This reply prompted presiding magistrate Aaron Bugeja to point out to the former president how in past sittings, various witnesses had drawn a distinction between MCCF events and other so-called third party events, relegating Paqpaqli ghall-Istrina to this latter category.

“In my time there were no such third party events, there was one model throughout. The ultimate responsibility fell to the President even if the event was organized by the MCCF,” Dr Abela was quick to reply.

“Paqpaqli għall-Istrina was definitely a MCCF event. It was a great crowd-puller and it definitely fell under the presidency,” he continued.

The former President also shed light upon the meticulous detail and tremendous effort which used to be employed in the organisation of the annual car show during his term of office, explaining how the organizing committee had received invaluable knowledge from McLaren when the latter had been involved in a visit to Malta by Lewis Hamilton in 2012.

During his time, logistics played a crucial part and all necessary precautions were taken to ensure protection not only of the general public but also of drivers and property. 

For this reason, the structuring of the track was vital, ensuring that cars started off at a slow speed close to the spectators’ area and gradually accelerated away from the public, Dr Abela explained, confirming that chicanes were never designed close to spectators.

Moreover, there used to be markings on the track indicating where drivers were to slow down and even brake.

“The whole track was meticulously mapped out. These were fine details I personally used to make sure were observed,” Dr Abela declared.

Even barriers were carefully planned, with crowd control barriers patrolled by police. The public behind these barriers was separated from the track by a buffer zone lined with water-filled barriers which were, moreover, bound together for added strength “a detail learnt from the McLaren booklet,” Dr Abela observed, adding further one member from the organising committee would personally supervise the placing of the barriers ensuring that they were filled with water.

The event had always been covered by an appropriate insurance policy, issued under expert advice and in line with risk assessment reports duly discussed with all stakeholders concerned, the court was told.

“All these events, with all the benefits, responsibilities and commitment they entailed, were organised by the presidency” concluded the former President.

Police inspectors Josric Mifsud, Silvio Magro and Hubert Cini are prosecuting.

Lawyers Giannella DeMarco and Stephen Tonna Lowell are counsel to Paul Bailey.

Lawyer Joe Giglio is counsel to Tonio Darmanin. Lawyer Stefano Filletti is counsel to Brian Gatt and Julian Manara. Roberto Montalto, Michael Grech, Shazoo Ghaznavi, Alessia Zammit Mackeon, Reuben Farrugia.
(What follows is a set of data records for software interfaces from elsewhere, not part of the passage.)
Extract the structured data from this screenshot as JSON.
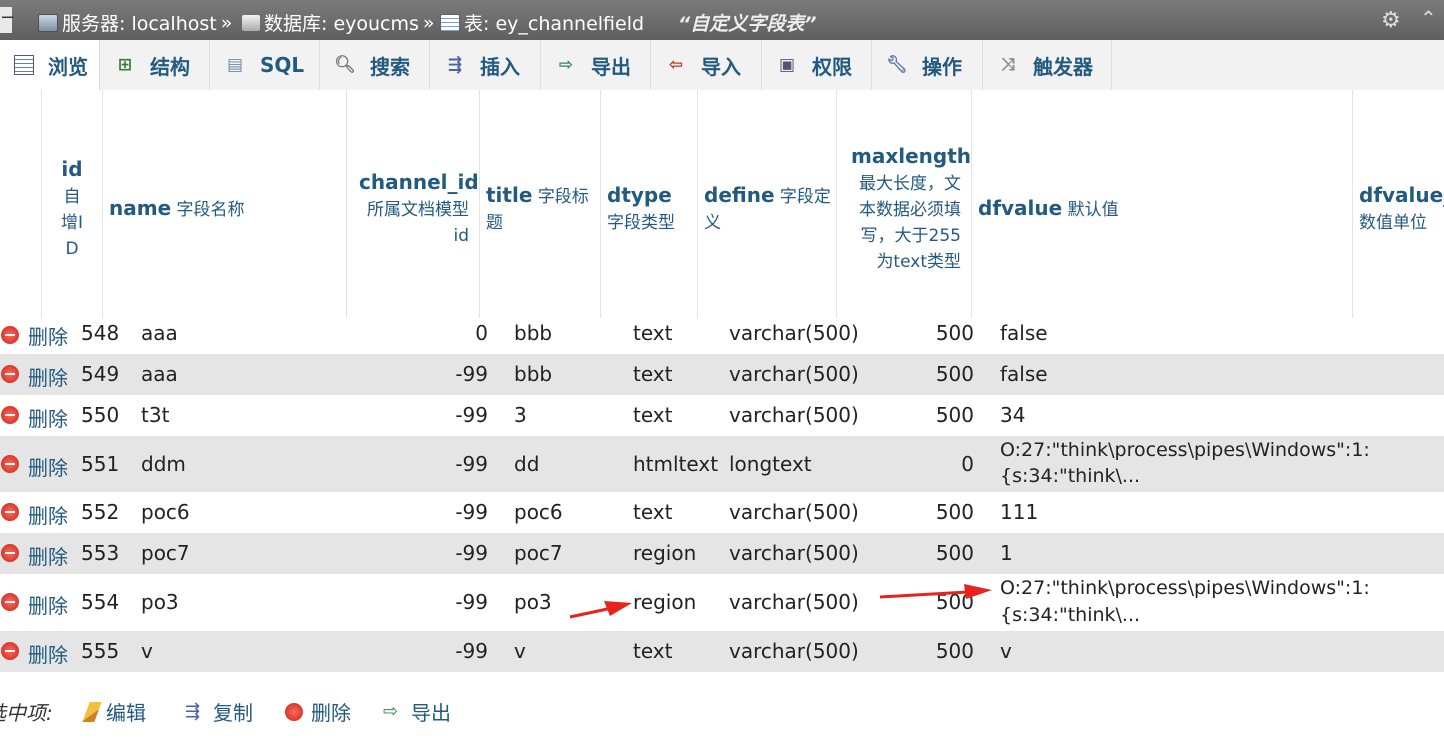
{
  "topbar": {
    "server": "服务器: localhost",
    "db": "数据库: eyoucms",
    "table": "表: ey_channelfield",
    "separator": "»",
    "table_comment": "“自定义字段表”"
  },
  "tabs": [
    {
      "label": "浏览",
      "icon": "browse-icon"
    },
    {
      "label": "结构",
      "icon": "structure-icon"
    },
    {
      "label": "SQL",
      "icon": "sql-icon"
    },
    {
      "label": "搜索",
      "icon": "search-icon"
    },
    {
      "label": "插入",
      "icon": "insert-icon"
    },
    {
      "label": "导出",
      "icon": "export-icon"
    },
    {
      "label": "导入",
      "icon": "import-icon"
    },
    {
      "label": "权限",
      "icon": "privileges-icon"
    },
    {
      "label": "操作",
      "icon": "operations-icon"
    },
    {
      "label": "触发器",
      "icon": "triggers-icon"
    }
  ],
  "columns": {
    "id": {
      "name": "id",
      "comment": "自增ID"
    },
    "name": {
      "name": "name",
      "comment": "字段名称"
    },
    "channel_id": {
      "name": "channel_id",
      "comment": "所属文档模型id"
    },
    "title": {
      "name": "title",
      "comment": "字段标题"
    },
    "dtype": {
      "name": "dtype",
      "comment": "字段类型"
    },
    "define": {
      "name": "define",
      "comment": "字段定义"
    },
    "maxlength": {
      "name": "maxlength",
      "comment": "最大长度，文本数据必须填写，大于255为text类型"
    },
    "dfvalue": {
      "name": "dfvalue",
      "comment": "默认值"
    },
    "dfvalue_unit": {
      "name": "dfvalue_",
      "comment": "数值单位"
    }
  },
  "delete_label": "删除",
  "rows": [
    {
      "id": "548",
      "name": "aaa",
      "channel_id": "0",
      "title": "bbb",
      "dtype": "text",
      "define": "varchar(500)",
      "maxlength": "500",
      "dfvalue": "false",
      "dfvalue2": ""
    },
    {
      "id": "549",
      "name": "aaa",
      "channel_id": "-99",
      "title": "bbb",
      "dtype": "text",
      "define": "varchar(500)",
      "maxlength": "500",
      "dfvalue": "false",
      "dfvalue2": ""
    },
    {
      "id": "550",
      "name": "t3t",
      "channel_id": "-99",
      "title": "3",
      "dtype": "text",
      "define": "varchar(500)",
      "maxlength": "500",
      "dfvalue": "34",
      "dfvalue2": ""
    },
    {
      "id": "551",
      "name": "ddm",
      "channel_id": "-99",
      "title": "dd",
      "dtype": "htmltext",
      "define": "longtext",
      "maxlength": "0",
      "dfvalue": "O:27:\"think\\process\\pipes\\Windows\":1:",
      "dfvalue2": "{s:34:\"think\\..."
    },
    {
      "id": "552",
      "name": "poc6",
      "channel_id": "-99",
      "title": "poc6",
      "dtype": "text",
      "define": "varchar(500)",
      "maxlength": "500",
      "dfvalue": "111",
      "dfvalue2": ""
    },
    {
      "id": "553",
      "name": "poc7",
      "channel_id": "-99",
      "title": "poc7",
      "dtype": "region",
      "define": "varchar(500)",
      "maxlength": "500",
      "dfvalue": "1",
      "dfvalue2": ""
    },
    {
      "id": "554",
      "name": "po3",
      "channel_id": "-99",
      "title": "po3",
      "dtype": "region",
      "define": "varchar(500)",
      "maxlength": "500",
      "dfvalue": "O:27:\"think\\process\\pipes\\Windows\":1:",
      "dfvalue2": "{s:34:\"think\\..."
    },
    {
      "id": "555",
      "name": "v",
      "channel_id": "-99",
      "title": "v",
      "dtype": "text",
      "define": "varchar(500)",
      "maxlength": "500",
      "dfvalue": "v",
      "dfvalue2": ""
    }
  ],
  "footer": {
    "label": "选中项:",
    "edit": "编辑",
    "copy": "复制",
    "delete": "删除",
    "export": "导出"
  },
  "colors": {
    "link": "#235a81",
    "arrow": "#e8231c",
    "row_alt": "#e5e5e5"
  }
}
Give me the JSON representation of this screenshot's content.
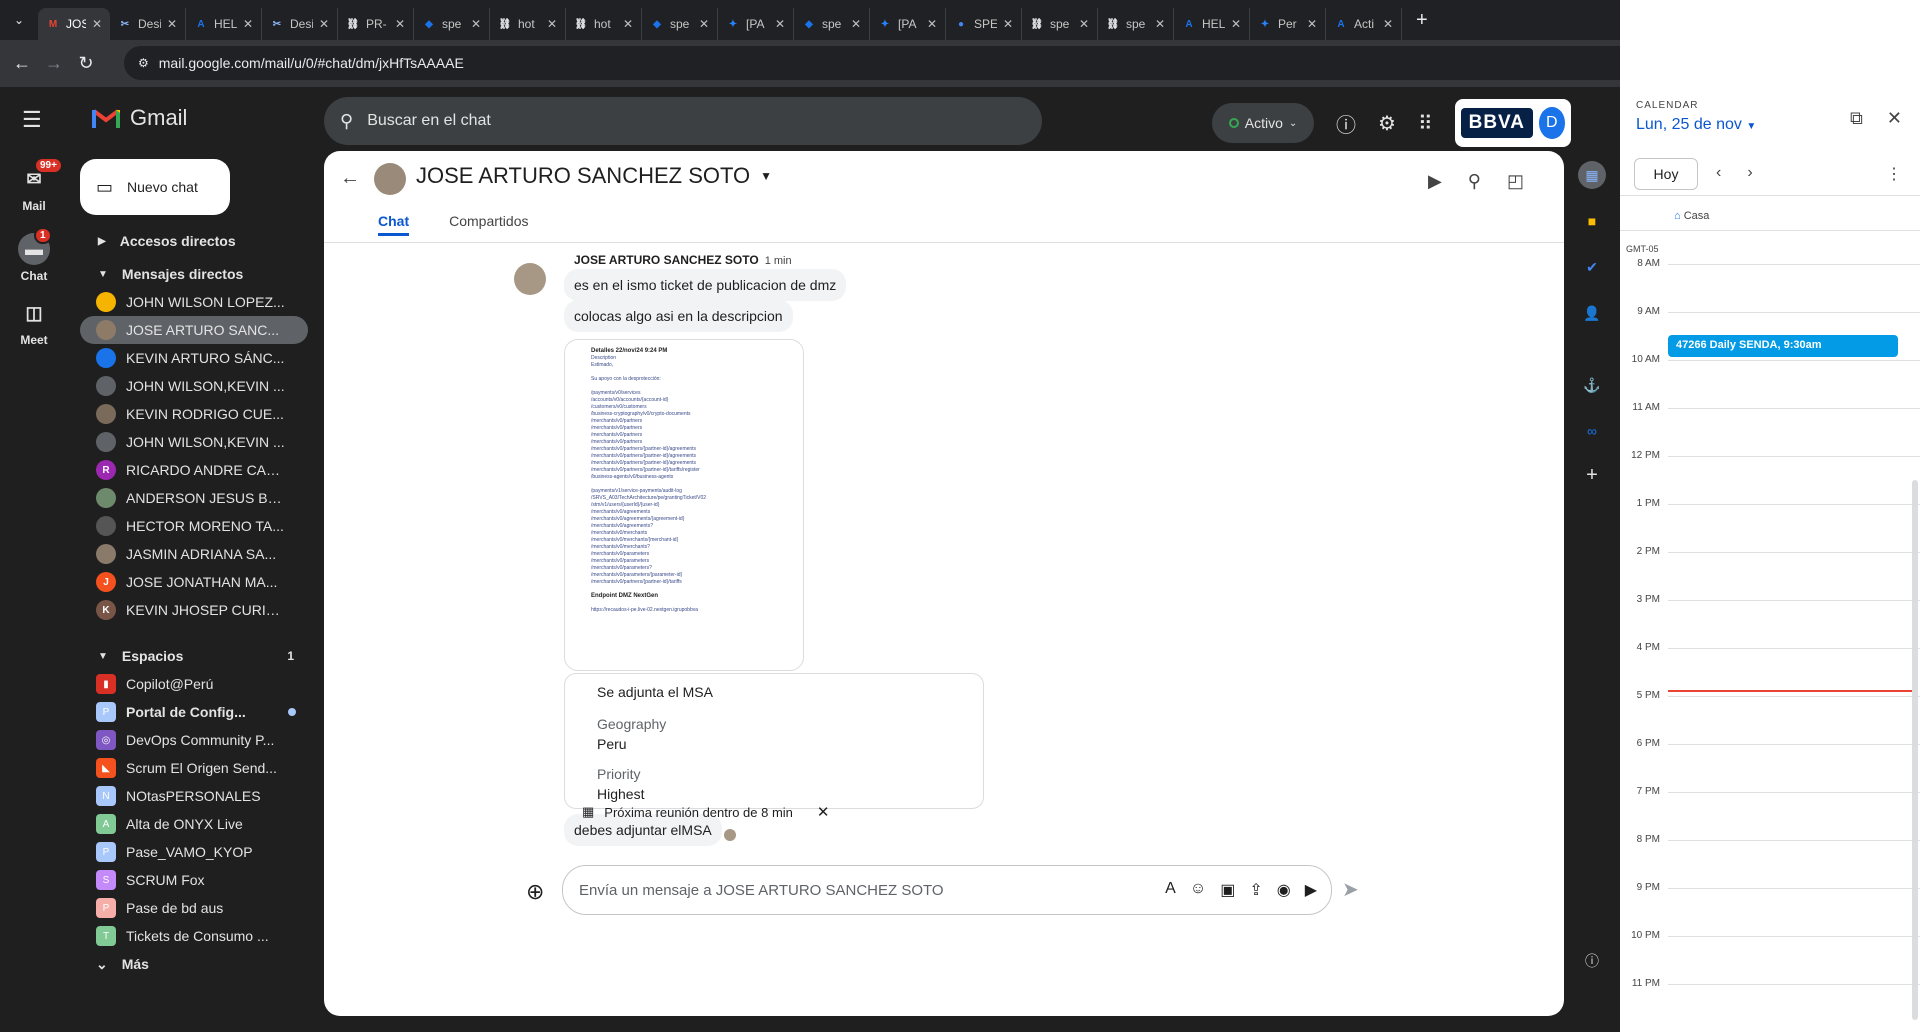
{
  "browser": {
    "tabs": [
      {
        "title": "JOS",
        "icon": "M",
        "color": "#ea4335",
        "active": true
      },
      {
        "title": "Desi",
        "icon": "✂",
        "color": "#8ab4f8"
      },
      {
        "title": "HEL",
        "icon": "A",
        "color": "#1a73e8"
      },
      {
        "title": "Desi",
        "icon": "✂",
        "color": "#8ab4f8"
      },
      {
        "title": "PR-",
        "icon": "⛓",
        "color": "#e8eaed"
      },
      {
        "title": "spe",
        "icon": "◆",
        "color": "#1a73e8"
      },
      {
        "title": "hot",
        "icon": "⛓",
        "color": "#e8eaed"
      },
      {
        "title": "hot",
        "icon": "⛓",
        "color": "#e8eaed"
      },
      {
        "title": "spe",
        "icon": "◆",
        "color": "#1a73e8"
      },
      {
        "title": "[PA",
        "icon": "✦",
        "color": "#2684ff"
      },
      {
        "title": "spe",
        "icon": "◆",
        "color": "#1a73e8"
      },
      {
        "title": "[PA",
        "icon": "✦",
        "color": "#2684ff"
      },
      {
        "title": "SPE",
        "icon": "●",
        "color": "#4285f4"
      },
      {
        "title": "spe",
        "icon": "⛓",
        "color": "#e8eaed"
      },
      {
        "title": "spe",
        "icon": "⛓",
        "color": "#e8eaed"
      },
      {
        "title": "HEL",
        "icon": "A",
        "color": "#1a73e8"
      },
      {
        "title": "Per",
        "icon": "✦",
        "color": "#2684ff"
      },
      {
        "title": "Acti",
        "icon": "A",
        "color": "#1a73e8"
      }
    ],
    "url": "mail.google.com/mail/u/0/#chat/dm/jxHfTsAAAAE",
    "profile_initial": "D"
  },
  "rail": {
    "mail_label": "Mail",
    "mail_badge": "99+",
    "chat_label": "Chat",
    "chat_badge": "1",
    "meet_label": "Meet"
  },
  "header": {
    "app_name": "Gmail",
    "search_placeholder": "Buscar en el chat",
    "status_label": "Activo",
    "brand": "BBVA",
    "user_initial": "D"
  },
  "sidebar": {
    "new_chat": "Nuevo chat",
    "shortcuts": "Accesos directos",
    "dm_header": "Mensajes directos",
    "dms": [
      {
        "name": "JOHN WILSON LOPEZ...",
        "color": "#f4b400"
      },
      {
        "name": "JOSE ARTURO SANC...",
        "color": "#8d7b68",
        "selected": true
      },
      {
        "name": "KEVIN ARTURO SÁNC...",
        "color": "#1a73e8"
      },
      {
        "name": "JOHN WILSON,KEVIN ...",
        "color": "#5f6368"
      },
      {
        "name": "KEVIN RODRIGO CUE...",
        "color": "#7a6a5a"
      },
      {
        "name": "JOHN WILSON,KEVIN ...",
        "color": "#5f6368"
      },
      {
        "name": "RICARDO ANDRE CAR...",
        "color": "#9c27b0",
        "letter": "R"
      },
      {
        "name": "ANDERSON JESUS BE...",
        "color": "#6d8a6d"
      },
      {
        "name": "HECTOR MORENO TA...",
        "color": "#555"
      },
      {
        "name": "JASMIN ADRIANA SA...",
        "color": "#8a7a6a"
      },
      {
        "name": "JOSE JONATHAN MA...",
        "color": "#f4511e",
        "letter": "J"
      },
      {
        "name": "KEVIN JHOSEP CURIÑ...",
        "color": "#795548",
        "letter": "K"
      }
    ],
    "spaces_header": "Espacios",
    "spaces_count": "1",
    "spaces": [
      {
        "name": "Copilot@Perú",
        "color": "#d93025",
        "letter": "▮"
      },
      {
        "name": "Portal de Config...",
        "color": "#a8c7fa",
        "letter": "P",
        "bold": true,
        "unread": true
      },
      {
        "name": "DevOps Community P...",
        "color": "#7e57c2",
        "letter": "◎"
      },
      {
        "name": "Scrum El Origen Send...",
        "color": "#f4511e",
        "letter": "◣"
      },
      {
        "name": "NOtasPERSONALES",
        "color": "#a8c7fa",
        "letter": "N"
      },
      {
        "name": "Alta de ONYX Live",
        "color": "#81c995",
        "letter": "A"
      },
      {
        "name": "Pase_VAMO_KYOP",
        "color": "#a8c7fa",
        "letter": "P"
      },
      {
        "name": "SCRUM Fox",
        "color": "#c58af9",
        "letter": "S"
      },
      {
        "name": "Pase de bd aus",
        "color": "#f6aea9",
        "letter": "P"
      },
      {
        "name": "Tickets de Consumo ...",
        "color": "#81c995",
        "letter": "T"
      }
    ],
    "more": "Más"
  },
  "chat": {
    "title": "JOSE ARTURO SANCHEZ SOTO",
    "tab_chat": "Chat",
    "tab_shared": "Compartidos",
    "sender": "JOSE ARTURO SANCHEZ SOTO",
    "time": "1 min",
    "msg1": "es en el ismo ticket de publicacion de dmz",
    "msg2": "colocas algo asi en la descripcion",
    "image_lines": [
      {
        "t": "Detalles   22/nov/24 9:24 PM",
        "h": true
      },
      {
        "t": "Description"
      },
      {
        "t": "Estimado,"
      },
      {
        "t": ""
      },
      {
        "t": "Su apoyo con la desprotección:"
      },
      {
        "t": ""
      },
      {
        "t": "/payments/v0/services"
      },
      {
        "t": "/accounts/v0/accounts/{account-id}"
      },
      {
        "t": "/customers/v0/customers"
      },
      {
        "t": "/business-cryptography/v0/crypto-documents"
      },
      {
        "t": "/merchants/v0/partners"
      },
      {
        "t": "/merchants/v0/partners"
      },
      {
        "t": "/merchants/v0/partners"
      },
      {
        "t": "/merchants/v0/partners"
      },
      {
        "t": "/merchants/v0/partners/{partner-id}/agreements"
      },
      {
        "t": "/merchants/v0/partners/{partner-id}/agreements"
      },
      {
        "t": "/merchants/v0/partners/{partner-id}/agreements"
      },
      {
        "t": "/merchants/v0/partners/{partner-id}/tariffs/register"
      },
      {
        "t": "/business-agents/v0/business-agents"
      },
      {
        "t": ""
      },
      {
        "t": "/payments/v1/service-payments/audit-log"
      },
      {
        "t": "/SRVS_A03/TechArchitecture/pe/grantingTicket/V02"
      },
      {
        "t": "/stm/v1/users/{userId}/{user-id}"
      },
      {
        "t": "/merchants/v0/agreements"
      },
      {
        "t": "/merchants/v0/agreements/{agreement-id}"
      },
      {
        "t": "/merchants/v0/agreements?"
      },
      {
        "t": "/merchants/v0/merchants"
      },
      {
        "t": "/merchants/v0/merchants/{merchant-id}"
      },
      {
        "t": "/merchants/v0/merchants?"
      },
      {
        "t": "/merchants/v0/parameters"
      },
      {
        "t": "/merchants/v0/parameters"
      },
      {
        "t": "/merchants/v0/parameters?"
      },
      {
        "t": "/merchants/v0/parameters/{parameter-id}"
      },
      {
        "t": "/merchants/v0/partners/{partner-id}/tariffs"
      },
      {
        "t": ""
      },
      {
        "t": "Endpoint DMZ NextGen",
        "h": true
      },
      {
        "t": ""
      },
      {
        "t": "https://recaudos-i-pe.live-02.nextgen.igrupobbva"
      }
    ],
    "card_title": "Se adjunta el MSA",
    "geo_label": "Geography",
    "geo_value": "Peru",
    "prio_label": "Priority",
    "prio_value": "Highest",
    "msg3": "debes adjuntar elMSA",
    "meeting": "Próxima reunión dentro de 8 min",
    "composer_placeholder": "Envía un mensaje a JOSE ARTURO SANCHEZ SOTO"
  },
  "calendar": {
    "label": "CALENDAR",
    "date": "Lun, 25 de nov",
    "today": "Hoy",
    "allday": "Casa",
    "tz": "GMT-05",
    "hours": [
      "8 AM",
      "9 AM",
      "10 AM",
      "11 AM",
      "12 PM",
      "1 PM",
      "2 PM",
      "3 PM",
      "4 PM",
      "5 PM",
      "6 PM",
      "7 PM",
      "8 PM",
      "9 PM",
      "10 PM",
      "11 PM"
    ],
    "event": "47266 Daily SENDA, 9:30am"
  }
}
Arthur Azzopardi is defence counsel for Ian Cilia Pisani, Kevin Perry and Chris Sultana. Other members of the Paqpaqli team are being assisted by Dr Michael Sciriha, Dr Raphael Fenech Adami and Dr Albert Zerafa.

Franco Debono and Amadeus Cachia are among the lawyers appearing parte civile for the victims.

Independent journalism costs money. Support Times of Malta for the price of a coffee.

Support Us